Evil without a backstory (DOG EAR)

Evil without a backstory (DOG EAR)

ou’ve seen them. The guy with the souped-up car with nowhere to go. Or the guy with the sinister tattoo that doesn’t seem to mean anything, nothing but skulls and eagles and flames. The guy with the massive gun who is amazingly well informed about a government conspiracy. Or ever the guy with a convict glare who has never even had a library book go overdue. And yes, girls can play too.

They are trying to be so evil and so anti-heroic with their poise. Yet, if you sat with them and chatted them out (or, better yet, flipped open their skulls and rooted around in the pan) you might find something extraordinary. These evil-posers really have no backstory. No prison. No destination. No massive wrong. No place to drive to and beat a deadline. No government repression. No society that misunderstands them (because society really doesn’t care to understand). No, as the title notes, they cast themselves as purposed-evil yet do not have a backstory.

It’s all a big cosplay act with them dressed up as their favorite character of some internal fiction.

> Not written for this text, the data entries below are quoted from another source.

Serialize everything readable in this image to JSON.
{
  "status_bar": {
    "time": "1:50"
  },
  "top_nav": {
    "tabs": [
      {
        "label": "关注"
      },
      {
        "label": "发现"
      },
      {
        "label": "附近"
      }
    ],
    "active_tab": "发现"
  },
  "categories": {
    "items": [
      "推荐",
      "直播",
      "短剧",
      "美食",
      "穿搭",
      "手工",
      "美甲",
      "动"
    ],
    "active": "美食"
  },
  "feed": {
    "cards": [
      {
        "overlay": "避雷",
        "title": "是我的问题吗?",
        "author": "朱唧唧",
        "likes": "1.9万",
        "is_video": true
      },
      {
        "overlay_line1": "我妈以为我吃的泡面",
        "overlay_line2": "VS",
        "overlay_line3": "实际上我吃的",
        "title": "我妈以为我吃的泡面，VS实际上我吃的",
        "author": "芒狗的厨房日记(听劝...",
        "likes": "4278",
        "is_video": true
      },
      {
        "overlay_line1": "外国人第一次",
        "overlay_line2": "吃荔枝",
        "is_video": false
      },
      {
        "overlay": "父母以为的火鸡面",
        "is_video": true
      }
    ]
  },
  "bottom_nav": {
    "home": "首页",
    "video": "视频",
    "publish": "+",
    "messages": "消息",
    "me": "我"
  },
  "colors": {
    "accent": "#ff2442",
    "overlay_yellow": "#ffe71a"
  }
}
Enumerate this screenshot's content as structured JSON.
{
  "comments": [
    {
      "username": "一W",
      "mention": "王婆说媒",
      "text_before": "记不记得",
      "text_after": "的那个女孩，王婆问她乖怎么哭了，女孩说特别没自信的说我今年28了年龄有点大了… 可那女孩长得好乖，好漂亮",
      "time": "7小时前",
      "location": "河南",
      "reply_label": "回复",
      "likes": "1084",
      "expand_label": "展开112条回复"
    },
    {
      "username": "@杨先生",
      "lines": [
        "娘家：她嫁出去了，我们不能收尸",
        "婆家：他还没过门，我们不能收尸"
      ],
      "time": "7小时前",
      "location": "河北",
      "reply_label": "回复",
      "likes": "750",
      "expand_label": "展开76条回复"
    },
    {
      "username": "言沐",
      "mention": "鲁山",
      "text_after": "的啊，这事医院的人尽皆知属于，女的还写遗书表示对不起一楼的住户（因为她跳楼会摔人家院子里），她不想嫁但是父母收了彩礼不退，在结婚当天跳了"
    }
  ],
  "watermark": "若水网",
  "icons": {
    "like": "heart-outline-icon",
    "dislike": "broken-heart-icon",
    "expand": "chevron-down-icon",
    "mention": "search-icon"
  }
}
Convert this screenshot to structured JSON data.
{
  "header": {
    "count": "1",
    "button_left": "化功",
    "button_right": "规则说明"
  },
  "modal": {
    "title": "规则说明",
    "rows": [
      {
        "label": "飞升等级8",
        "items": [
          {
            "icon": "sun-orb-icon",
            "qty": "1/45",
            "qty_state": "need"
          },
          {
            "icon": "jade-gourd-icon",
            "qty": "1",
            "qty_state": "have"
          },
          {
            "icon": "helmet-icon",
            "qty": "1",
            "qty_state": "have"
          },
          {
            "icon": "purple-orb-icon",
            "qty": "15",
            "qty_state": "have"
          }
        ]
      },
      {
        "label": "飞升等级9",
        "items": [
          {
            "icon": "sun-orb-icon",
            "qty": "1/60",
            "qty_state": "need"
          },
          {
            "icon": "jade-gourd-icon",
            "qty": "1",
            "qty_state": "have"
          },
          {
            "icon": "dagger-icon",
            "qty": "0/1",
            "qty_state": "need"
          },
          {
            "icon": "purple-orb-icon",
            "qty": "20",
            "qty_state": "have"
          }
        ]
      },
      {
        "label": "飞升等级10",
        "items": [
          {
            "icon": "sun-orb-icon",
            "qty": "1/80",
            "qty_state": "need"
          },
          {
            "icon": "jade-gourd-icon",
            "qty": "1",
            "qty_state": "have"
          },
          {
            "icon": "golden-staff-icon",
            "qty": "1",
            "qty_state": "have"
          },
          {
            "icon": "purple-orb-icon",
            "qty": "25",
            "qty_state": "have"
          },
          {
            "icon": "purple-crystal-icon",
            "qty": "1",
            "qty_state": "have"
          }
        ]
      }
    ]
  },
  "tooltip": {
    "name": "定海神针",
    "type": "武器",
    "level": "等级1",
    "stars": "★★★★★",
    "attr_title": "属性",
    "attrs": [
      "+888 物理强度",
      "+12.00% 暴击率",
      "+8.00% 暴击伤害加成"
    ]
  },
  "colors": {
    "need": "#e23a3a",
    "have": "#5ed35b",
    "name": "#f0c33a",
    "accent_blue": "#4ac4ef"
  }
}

And that’s the amazing thing about our media-culture – unlike the Guttenberg years, now millions of stores are spun off, all the way from multi-million-dollar movies down to unviewed fan fiction. Our world is little more than an ocean of tropes, with meaning and truth and purity lost in the roar of the waves. Think of the difference in bandwidths – I could tell you about the Assyrians, of their war chariots, their summer campaigns, their stacks of skulls, and their capitol that was so despised that several neighboring nations nuked them so totally that they were lost to history for two thousand years. That’s a fact. But if I say “Zombie Apocalypse”, a dozen storylines suddenly spring into your head, things that never existed. You have fast zombies, slow zombies, funny zombies, scary zombies. You have ever type of character, from the bad-ass black woman to the practical white blue-collar guy. Zombies enjoy a massive media-culture bandwidth, even though Assyrians are far scarier. As I said, we live in a world of make believe. Nothing is real. Everything is a posing and a tag-line.

And this is what you end up – people not developing a character for themselves based on real strengths and weaknesses, loves and passions, but rather people who go looking for a role to play, meaning in meme, a point to existence. They gotta be badasses, even if nobody really cares. It’s all they’ve got.

It’s sad, to see how the millions of fibers of culture that flow through our TVs, radios, internet, and directed marketing create these people who aren’t really there, who exist in a storyline not theirs.

Be honest. Be truthful. Because nobody really believes your persona. We’ve all seen those movies too.